Copy out, from the entries below, each line holding the string "تدريب".
──────── DATA IN THIS EXERCISE
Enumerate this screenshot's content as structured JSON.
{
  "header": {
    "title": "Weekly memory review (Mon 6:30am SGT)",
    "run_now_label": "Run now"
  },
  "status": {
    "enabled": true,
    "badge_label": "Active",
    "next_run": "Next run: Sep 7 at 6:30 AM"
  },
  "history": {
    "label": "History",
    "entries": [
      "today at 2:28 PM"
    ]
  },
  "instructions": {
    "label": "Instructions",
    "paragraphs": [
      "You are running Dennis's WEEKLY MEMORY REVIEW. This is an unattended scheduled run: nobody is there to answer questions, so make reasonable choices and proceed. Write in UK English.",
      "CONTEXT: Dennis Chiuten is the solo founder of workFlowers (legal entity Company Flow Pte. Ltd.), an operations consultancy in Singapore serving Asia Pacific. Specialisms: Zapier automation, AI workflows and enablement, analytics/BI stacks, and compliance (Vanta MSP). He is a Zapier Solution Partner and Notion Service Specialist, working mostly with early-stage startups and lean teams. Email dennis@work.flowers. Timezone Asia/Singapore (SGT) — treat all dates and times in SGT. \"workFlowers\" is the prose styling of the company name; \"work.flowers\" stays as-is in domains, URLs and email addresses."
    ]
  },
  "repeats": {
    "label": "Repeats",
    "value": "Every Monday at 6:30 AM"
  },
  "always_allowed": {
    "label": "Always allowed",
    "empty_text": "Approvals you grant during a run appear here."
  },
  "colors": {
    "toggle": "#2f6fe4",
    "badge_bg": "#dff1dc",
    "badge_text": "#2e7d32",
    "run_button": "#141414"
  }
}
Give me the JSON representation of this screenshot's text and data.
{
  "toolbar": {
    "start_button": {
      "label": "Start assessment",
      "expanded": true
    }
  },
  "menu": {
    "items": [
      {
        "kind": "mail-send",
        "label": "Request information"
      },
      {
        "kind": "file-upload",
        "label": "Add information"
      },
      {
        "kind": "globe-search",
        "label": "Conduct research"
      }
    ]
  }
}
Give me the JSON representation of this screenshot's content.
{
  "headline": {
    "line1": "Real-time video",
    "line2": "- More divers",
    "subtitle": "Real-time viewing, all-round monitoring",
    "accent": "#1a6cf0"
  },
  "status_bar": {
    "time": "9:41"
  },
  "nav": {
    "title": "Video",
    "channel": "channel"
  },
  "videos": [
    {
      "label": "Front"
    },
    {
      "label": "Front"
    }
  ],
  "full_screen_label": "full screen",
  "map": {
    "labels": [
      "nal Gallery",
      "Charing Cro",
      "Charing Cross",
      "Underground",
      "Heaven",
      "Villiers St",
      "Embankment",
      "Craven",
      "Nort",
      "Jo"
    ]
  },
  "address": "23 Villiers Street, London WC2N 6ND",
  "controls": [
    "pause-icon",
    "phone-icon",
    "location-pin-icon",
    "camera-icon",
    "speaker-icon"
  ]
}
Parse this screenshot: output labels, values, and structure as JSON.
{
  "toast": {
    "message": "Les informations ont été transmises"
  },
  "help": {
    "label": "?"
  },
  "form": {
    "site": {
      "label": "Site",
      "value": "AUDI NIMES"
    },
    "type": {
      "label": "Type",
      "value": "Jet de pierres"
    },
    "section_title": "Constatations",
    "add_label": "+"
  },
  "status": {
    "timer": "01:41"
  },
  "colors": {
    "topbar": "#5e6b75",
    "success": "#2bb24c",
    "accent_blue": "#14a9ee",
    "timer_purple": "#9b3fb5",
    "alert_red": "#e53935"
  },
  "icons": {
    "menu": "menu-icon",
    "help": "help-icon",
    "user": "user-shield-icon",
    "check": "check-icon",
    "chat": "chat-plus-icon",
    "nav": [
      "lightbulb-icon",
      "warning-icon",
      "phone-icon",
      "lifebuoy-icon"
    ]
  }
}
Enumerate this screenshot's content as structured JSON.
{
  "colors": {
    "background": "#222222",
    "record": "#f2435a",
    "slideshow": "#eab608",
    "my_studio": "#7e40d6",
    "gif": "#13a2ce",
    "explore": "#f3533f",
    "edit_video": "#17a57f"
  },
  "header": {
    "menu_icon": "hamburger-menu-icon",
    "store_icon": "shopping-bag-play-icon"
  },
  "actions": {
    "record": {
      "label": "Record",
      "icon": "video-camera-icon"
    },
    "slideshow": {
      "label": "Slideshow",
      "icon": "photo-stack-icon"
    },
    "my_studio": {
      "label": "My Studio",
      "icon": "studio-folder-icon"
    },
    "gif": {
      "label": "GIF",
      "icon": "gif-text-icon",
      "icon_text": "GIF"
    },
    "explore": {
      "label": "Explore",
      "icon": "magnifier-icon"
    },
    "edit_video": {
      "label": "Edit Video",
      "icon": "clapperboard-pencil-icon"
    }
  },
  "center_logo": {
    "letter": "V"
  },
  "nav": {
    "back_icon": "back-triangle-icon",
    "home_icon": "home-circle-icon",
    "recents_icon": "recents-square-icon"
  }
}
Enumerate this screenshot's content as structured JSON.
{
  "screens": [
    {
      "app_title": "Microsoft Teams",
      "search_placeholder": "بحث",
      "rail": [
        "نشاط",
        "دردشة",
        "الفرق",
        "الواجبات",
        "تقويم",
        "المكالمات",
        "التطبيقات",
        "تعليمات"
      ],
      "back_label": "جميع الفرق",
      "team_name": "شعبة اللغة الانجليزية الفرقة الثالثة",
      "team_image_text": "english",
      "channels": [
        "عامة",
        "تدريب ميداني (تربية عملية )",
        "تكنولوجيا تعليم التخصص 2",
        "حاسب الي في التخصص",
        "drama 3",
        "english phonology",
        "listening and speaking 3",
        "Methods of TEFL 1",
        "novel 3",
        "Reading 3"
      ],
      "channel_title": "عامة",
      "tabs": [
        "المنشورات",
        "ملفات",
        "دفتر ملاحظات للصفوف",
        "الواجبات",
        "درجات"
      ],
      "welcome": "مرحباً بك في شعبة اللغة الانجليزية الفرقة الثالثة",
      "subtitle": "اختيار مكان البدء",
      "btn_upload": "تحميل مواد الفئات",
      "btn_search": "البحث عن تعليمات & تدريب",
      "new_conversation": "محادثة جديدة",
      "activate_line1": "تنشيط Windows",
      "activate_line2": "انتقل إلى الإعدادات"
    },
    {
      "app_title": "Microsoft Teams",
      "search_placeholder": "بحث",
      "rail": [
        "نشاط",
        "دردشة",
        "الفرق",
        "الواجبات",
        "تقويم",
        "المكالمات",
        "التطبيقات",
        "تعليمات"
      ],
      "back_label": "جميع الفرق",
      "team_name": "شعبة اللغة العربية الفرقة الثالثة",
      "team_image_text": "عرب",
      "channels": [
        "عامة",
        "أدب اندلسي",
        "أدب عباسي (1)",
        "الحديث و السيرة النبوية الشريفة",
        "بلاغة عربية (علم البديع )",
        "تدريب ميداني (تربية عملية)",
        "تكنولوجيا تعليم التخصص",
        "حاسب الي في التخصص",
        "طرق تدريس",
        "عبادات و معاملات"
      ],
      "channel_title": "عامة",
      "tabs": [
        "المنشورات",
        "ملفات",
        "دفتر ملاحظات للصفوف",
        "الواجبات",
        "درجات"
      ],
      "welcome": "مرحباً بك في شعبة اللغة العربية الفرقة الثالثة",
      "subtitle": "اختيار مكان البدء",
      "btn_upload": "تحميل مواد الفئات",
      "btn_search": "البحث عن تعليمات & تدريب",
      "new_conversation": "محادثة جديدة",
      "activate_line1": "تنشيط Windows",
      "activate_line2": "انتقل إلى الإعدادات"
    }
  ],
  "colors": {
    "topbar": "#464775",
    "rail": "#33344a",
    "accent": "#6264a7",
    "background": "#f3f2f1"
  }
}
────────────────
_RESULT BELOW_
        "تدريب ميداني (تربية عملية )",
      "btn_search": "البحث عن تعليمات & تدريب",
        "تدريب ميداني (تربية عملية)",
      "btn_search": "البحث عن تعليمات & تدريب",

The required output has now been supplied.